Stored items
——————

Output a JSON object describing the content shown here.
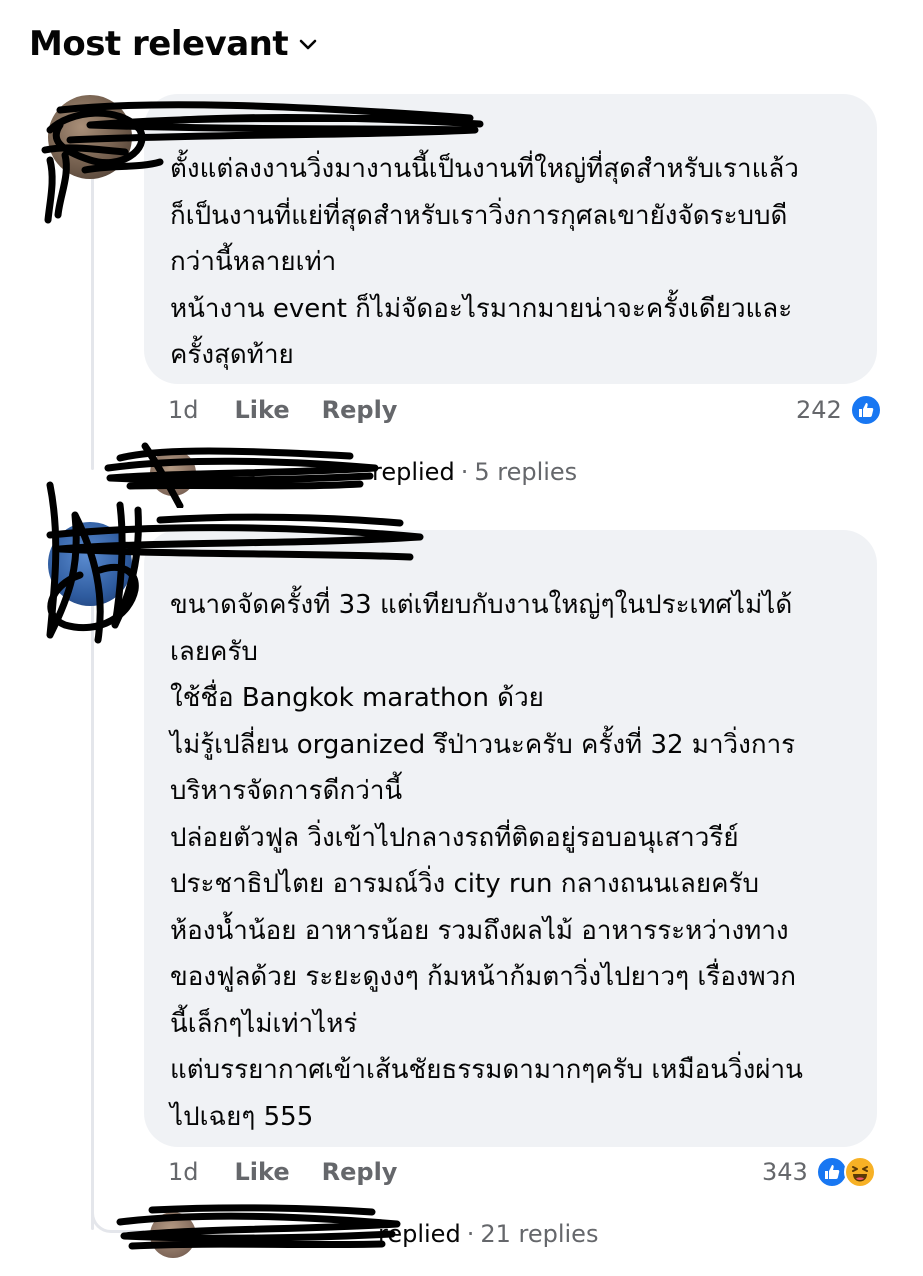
{
  "sort": {
    "label": "Most relevant",
    "icon": "chevron-down-icon"
  },
  "comments": [
    {
      "text": "ตั้งแต่ลงงานวิ่งมางานนี้เป็นงานที่ใหญ่ที่สุดสำหรับเราแล้ว\nก็เป็นงานที่แย่ที่สุดสำหรับเราวิ่งการกุศลเขายังจัดระบบดี\nกว่านี้หลายเท่า\nหน้างาน event ก็ไม่จัดอะไรมากมายน่าจะครั้งเดียวและ\nครั้งสุดท้าย",
      "age": "1d",
      "like_label": "Like",
      "reply_label": "Reply",
      "reaction_count": "242",
      "reactions": [
        "like"
      ],
      "replies": {
        "replied_label": "replied",
        "count_label": "5 replies"
      }
    },
    {
      "text": "ขนาดจัดครั้งที่ 33 แต่เทียบกับงานใหญ่ๆในประเทศไม่ได้\nเลยครับ\nใช้ชื่อ Bangkok marathon ด้วย\nไม่รู้เปลี่ยน organized รึป่าวนะครับ ครั้งที่ 32 มาวิ่งการ\nบริหารจัดการดีกว่านี้\nปล่อยตัวฟูล วิ่งเข้าไปกลางรถที่ติดอยู่รอบอนุเสาวรีย์\nประชาธิปไตย อารมณ์วิ่ง city run กลางถนนเลยครับ\nห้องน้ำน้อย อาหารน้อย รวมถึงผลไม้ อาหารระหว่างทาง\nของฟูลด้วย ระยะดูงงๆ ก้มหน้าก้มตาวิ่งไปยาวๆ เรื่องพวก\nนี้เล็กๆไม่เท่าไหร่\nแต่บรรยากาศเข้าเส้นชัยธรรมดามากๆครับ เหมือนวิ่งผ่าน\nไปเฉยๆ 555",
      "age": "1d",
      "like_label": "Like",
      "reply_label": "Reply",
      "reaction_count": "343",
      "reactions": [
        "like",
        "haha"
      ],
      "replies": {
        "replied_label": "replied",
        "count_label": "21 replies"
      }
    }
  ],
  "colors": {
    "like_blue": "#1877f2",
    "haha_yellow": "#f7b125",
    "bubble": "#f0f2f5",
    "meta": "#65676b"
  }
}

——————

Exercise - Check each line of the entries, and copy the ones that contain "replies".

Task output -
      "replies": {
        "count_label": "5 replies"
      "replies": {
        "count_label": "21 replies"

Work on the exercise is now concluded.